Why POGOs have to stay


    SEVERAL senators have warned that the government is at the losing end in its continued policy of playing host to the Philippine Offshore Gaming Operators (POGO). Among these senators are Imee Marcos, Sherwin Gatchalian, Joel Villanueva, Franklin Drilon, and Francis Pangilinan.

    Senator Marcos, chairman of the Senate economic affairs committee, likes to point out that the Philippine government received only P7 billion in taxes from these gambling operators whose primary clients are based abroad, particularly China, while the government is losing about P54 billion in other taxes, including franchise fees that are collectible by the Philippine Amusement and Gaming Corp. (Pagcor).

    Senator Gatchalian notes that the operation of POGOs and the influx of Chinese citizens in the country have opened the doors for more social problems and put additional pressure on the Philippine National Police and other law enforcement agencies. This is because there are concomitant criminal activities that are akin to the gambling business – such as prostitution, usury, physical violence, and kidnappings. This position was supported by Senator Pangilinan, while Senator Villanueva noted that the job creation in the POGO industry benefits the foreigners more than Filipino workers. The lawmakers had asked Malacanang to suspend or stop the operations of POGO because their small contributions to the national economy and their huge contribution to the erosion of Philippine culture and peace and order.
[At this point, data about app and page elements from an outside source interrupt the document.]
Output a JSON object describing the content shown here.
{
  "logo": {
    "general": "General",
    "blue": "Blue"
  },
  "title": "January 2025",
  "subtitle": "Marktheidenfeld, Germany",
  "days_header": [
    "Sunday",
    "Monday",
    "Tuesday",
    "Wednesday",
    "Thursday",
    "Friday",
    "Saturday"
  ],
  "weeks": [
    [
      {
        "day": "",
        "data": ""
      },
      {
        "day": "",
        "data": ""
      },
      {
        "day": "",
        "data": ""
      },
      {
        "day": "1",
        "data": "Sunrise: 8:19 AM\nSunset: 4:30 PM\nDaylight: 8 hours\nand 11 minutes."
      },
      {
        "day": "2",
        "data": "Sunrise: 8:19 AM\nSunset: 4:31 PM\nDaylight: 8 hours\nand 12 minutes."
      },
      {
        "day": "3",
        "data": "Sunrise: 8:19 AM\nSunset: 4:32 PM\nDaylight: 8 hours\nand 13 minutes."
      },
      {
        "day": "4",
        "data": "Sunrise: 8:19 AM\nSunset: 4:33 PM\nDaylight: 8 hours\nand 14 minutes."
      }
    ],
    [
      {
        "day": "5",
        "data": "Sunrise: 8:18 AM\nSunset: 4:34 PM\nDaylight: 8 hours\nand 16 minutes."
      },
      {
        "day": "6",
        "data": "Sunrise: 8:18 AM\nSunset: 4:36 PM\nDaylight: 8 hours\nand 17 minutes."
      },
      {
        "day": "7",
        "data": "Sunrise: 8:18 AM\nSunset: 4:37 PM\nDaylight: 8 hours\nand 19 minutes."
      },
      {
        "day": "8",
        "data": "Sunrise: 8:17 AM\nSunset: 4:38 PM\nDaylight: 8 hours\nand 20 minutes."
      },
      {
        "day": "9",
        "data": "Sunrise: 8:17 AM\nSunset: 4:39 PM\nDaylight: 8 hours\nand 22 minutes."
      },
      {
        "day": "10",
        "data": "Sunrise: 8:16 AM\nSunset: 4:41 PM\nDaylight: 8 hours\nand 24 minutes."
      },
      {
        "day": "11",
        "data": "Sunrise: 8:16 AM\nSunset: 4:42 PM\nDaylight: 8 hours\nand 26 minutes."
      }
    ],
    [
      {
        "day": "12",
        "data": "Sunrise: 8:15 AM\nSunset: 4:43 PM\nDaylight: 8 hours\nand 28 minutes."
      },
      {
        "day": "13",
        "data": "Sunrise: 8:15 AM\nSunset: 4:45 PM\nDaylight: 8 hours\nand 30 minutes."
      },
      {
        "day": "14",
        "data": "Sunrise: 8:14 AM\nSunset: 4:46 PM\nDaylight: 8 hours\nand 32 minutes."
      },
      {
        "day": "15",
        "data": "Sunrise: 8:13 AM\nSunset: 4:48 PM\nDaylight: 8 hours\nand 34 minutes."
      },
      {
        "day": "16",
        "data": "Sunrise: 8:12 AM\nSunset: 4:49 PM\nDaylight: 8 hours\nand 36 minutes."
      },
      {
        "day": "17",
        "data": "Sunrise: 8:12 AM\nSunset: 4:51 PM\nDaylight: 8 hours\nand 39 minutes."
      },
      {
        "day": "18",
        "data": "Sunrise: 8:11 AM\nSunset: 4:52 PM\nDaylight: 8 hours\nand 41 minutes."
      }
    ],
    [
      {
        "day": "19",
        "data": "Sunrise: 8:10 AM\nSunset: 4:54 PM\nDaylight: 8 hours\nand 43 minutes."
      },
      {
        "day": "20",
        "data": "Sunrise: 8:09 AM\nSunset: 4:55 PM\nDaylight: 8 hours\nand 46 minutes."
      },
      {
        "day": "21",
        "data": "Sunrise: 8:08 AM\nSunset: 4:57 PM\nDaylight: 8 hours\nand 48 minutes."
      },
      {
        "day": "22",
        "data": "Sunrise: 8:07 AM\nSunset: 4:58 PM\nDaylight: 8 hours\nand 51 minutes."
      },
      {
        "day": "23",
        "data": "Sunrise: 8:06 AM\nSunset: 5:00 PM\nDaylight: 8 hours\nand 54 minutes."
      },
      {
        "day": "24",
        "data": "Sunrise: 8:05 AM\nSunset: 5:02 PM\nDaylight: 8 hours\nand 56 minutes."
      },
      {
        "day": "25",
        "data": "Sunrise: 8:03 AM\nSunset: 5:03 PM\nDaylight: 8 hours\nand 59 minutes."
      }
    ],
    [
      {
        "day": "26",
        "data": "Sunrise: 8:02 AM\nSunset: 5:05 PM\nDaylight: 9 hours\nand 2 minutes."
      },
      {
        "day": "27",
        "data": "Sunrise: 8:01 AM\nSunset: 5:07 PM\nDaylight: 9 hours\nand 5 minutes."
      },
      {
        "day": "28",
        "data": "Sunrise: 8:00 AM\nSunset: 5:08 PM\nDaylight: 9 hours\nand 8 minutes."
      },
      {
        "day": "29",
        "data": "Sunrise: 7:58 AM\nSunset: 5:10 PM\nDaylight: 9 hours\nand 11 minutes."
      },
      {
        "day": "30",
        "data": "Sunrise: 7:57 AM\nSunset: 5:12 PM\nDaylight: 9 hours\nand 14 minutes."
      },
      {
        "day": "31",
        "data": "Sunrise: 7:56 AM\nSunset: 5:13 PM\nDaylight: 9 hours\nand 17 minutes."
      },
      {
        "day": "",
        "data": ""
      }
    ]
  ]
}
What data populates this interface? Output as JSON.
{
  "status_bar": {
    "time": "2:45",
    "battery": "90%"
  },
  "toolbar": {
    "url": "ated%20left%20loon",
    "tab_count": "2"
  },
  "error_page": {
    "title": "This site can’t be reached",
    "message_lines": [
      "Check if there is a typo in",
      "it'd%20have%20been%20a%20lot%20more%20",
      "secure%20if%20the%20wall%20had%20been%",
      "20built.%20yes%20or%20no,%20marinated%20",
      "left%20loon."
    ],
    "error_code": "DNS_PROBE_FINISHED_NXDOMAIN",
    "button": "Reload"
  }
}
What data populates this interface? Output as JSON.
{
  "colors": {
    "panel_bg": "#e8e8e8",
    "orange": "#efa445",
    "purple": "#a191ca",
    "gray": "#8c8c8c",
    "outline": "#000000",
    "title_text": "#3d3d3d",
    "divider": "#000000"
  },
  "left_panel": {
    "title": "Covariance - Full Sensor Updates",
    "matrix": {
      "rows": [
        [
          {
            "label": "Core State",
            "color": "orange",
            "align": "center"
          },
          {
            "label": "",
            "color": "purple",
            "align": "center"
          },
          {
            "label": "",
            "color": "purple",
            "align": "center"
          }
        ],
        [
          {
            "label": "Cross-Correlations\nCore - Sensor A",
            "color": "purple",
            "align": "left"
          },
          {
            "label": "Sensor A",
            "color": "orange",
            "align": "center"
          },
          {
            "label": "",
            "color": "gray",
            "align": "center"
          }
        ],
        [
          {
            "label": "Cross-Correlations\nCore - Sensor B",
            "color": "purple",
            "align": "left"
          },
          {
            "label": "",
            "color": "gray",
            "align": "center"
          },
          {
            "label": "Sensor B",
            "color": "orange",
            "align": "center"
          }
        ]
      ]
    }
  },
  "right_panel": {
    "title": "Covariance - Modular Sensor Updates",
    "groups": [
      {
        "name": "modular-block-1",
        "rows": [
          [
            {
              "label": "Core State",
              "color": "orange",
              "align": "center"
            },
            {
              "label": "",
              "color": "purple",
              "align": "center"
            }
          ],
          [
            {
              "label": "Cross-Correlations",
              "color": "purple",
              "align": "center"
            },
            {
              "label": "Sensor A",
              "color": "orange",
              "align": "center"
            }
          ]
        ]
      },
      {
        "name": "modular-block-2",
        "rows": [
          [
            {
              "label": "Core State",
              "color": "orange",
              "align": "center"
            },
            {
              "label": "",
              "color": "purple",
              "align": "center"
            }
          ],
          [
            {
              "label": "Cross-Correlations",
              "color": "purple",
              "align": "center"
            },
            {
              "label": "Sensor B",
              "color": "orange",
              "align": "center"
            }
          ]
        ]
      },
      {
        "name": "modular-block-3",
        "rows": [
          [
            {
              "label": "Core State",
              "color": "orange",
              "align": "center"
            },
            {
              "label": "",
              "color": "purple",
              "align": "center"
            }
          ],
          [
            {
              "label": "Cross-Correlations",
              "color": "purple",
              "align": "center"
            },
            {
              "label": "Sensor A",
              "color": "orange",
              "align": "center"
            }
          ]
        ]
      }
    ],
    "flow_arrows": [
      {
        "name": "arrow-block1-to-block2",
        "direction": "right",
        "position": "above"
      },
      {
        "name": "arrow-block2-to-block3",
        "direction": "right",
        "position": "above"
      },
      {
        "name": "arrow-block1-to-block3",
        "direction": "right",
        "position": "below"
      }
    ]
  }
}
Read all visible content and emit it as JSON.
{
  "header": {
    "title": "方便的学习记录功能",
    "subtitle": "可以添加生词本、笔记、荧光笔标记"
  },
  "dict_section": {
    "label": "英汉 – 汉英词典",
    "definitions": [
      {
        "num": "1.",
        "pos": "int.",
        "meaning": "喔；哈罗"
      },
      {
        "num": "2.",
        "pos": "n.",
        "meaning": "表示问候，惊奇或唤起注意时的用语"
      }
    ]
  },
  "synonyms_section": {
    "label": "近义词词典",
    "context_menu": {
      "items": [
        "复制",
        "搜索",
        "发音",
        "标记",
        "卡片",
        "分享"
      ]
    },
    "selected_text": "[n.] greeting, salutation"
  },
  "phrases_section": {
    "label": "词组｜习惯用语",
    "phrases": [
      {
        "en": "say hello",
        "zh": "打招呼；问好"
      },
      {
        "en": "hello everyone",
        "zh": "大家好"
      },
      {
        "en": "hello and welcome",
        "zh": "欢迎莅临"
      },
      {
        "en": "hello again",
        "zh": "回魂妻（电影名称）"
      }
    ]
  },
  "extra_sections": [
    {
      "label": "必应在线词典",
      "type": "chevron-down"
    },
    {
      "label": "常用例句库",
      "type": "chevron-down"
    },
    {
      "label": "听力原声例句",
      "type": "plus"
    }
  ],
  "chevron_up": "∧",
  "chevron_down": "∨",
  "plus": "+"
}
    It is interesting to note that even Chinese President Xi Jinping had requested both President Duterte and Cambodian Prime Minister Hun Sen to stop the operations of POGO in their countries. Hun Sen acceded at once, but Duterte hemmed and hewed, so who says the Philippine President is in the pocket of the Chinese Communist Party chairman? President Xi is against POGOs because this damages the Chinese economy and the productive capacity of its people, with billions of RMB and dollars going out of the country to foreign destinations.

    The other day, President Duterte emphatically said the POGO will stay. This policy the President took after reading a status report from Pagcor, said Presidential Spokesman Salvador Panelo. So it seems Senator Marcos had the wrong numbers about government revenues from the POGO enterprises. According to Rep. Joey Salceda of Albay, chairman of the House Committee on Ways and Means, the total tax collections from POGO stood at P22.44 billion in both 2018 and 2019. This is inclusive of value added tax (VAT) from rent and VAT from workers compensation.

    Salceda said that the contribution to Gross National Product (GDP) of POGOs is P94.87 billion. No wonder the President is keeping these operations despite the advice of several senators and congressmen, and the request of his dear friend, Xi Jingping.

    Malacanang has an answer, though, to the complaint that POGO operations are leading to crimes of various shades that keep the police busier than before. Panelo said heads will roll if the police and other law enforcement agencies will be remiss in their duty to run after those involved in illegal activities linked to offshore gaming operations. He added Duterte expects these concerned agencies to do their job well and prosecute those who violate the country’s law.

    “There are agencies whose function is to enforce the law in their own territories so they need to effectively enforce the law like the customs, the immigration, the PNP, the NBI, all them should perform in relation to operations of POGOs, and for that all operations of any entity,” Panelo said at a Palace press briefing yesterday. So there – we are no longer entertaining questions, as if the Palace was saying.